WORK ITEM – As you restate the entries, keep every word intact and leave out whatever images they hold.

DATA FOR THIS EXERCISE section start

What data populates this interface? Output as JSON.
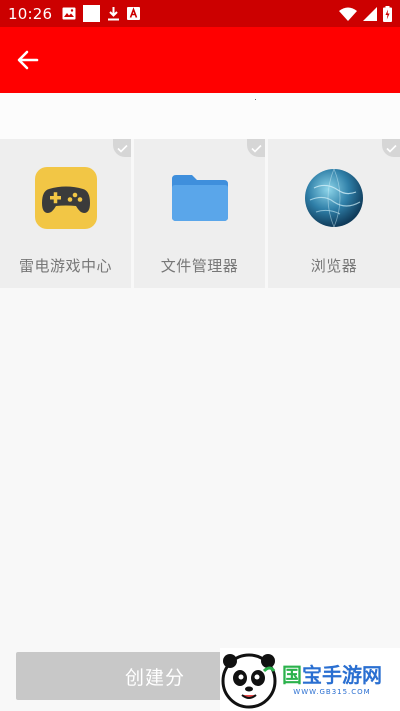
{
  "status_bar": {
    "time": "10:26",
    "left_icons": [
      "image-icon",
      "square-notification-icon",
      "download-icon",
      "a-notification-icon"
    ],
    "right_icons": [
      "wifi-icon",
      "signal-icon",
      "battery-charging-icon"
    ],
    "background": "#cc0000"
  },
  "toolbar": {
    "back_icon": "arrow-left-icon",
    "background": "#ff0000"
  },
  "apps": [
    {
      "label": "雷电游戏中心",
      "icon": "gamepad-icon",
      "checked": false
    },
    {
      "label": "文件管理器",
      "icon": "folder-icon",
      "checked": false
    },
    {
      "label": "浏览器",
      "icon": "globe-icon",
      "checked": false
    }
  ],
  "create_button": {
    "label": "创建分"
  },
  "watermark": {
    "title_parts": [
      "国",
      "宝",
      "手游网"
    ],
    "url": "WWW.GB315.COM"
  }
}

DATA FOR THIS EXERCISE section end

OUTPUT –
What data populates this interface? Output as JSON.
{
  "status_bar": {
    "time": "10:26",
    "left_icons": [
      "image-icon",
      "square-notification-icon",
      "download-icon",
      "a-notification-icon"
    ],
    "right_icons": [
      "wifi-icon",
      "signal-icon",
      "battery-charging-icon"
    ],
    "background": "#cc0000"
  },
  "toolbar": {
    "back_icon": "arrow-left-icon",
    "background": "#ff0000"
  },
  "apps": [
    {
      "label": "雷电游戏中心",
      "icon": "gamepad-icon",
      "checked": false
    },
    {
      "label": "文件管理器",
      "icon": "folder-icon",
      "checked": false
    },
    {
      "label": "浏览器",
      "icon": "globe-icon",
      "checked": false
    }
  ],
  "create_button": {
    "label": "创建分"
  },
  "watermark": {
    "title_parts": [
      "国",
      "宝",
      "手游网"
    ],
    "url": "WWW.GB315.COM"
  }
}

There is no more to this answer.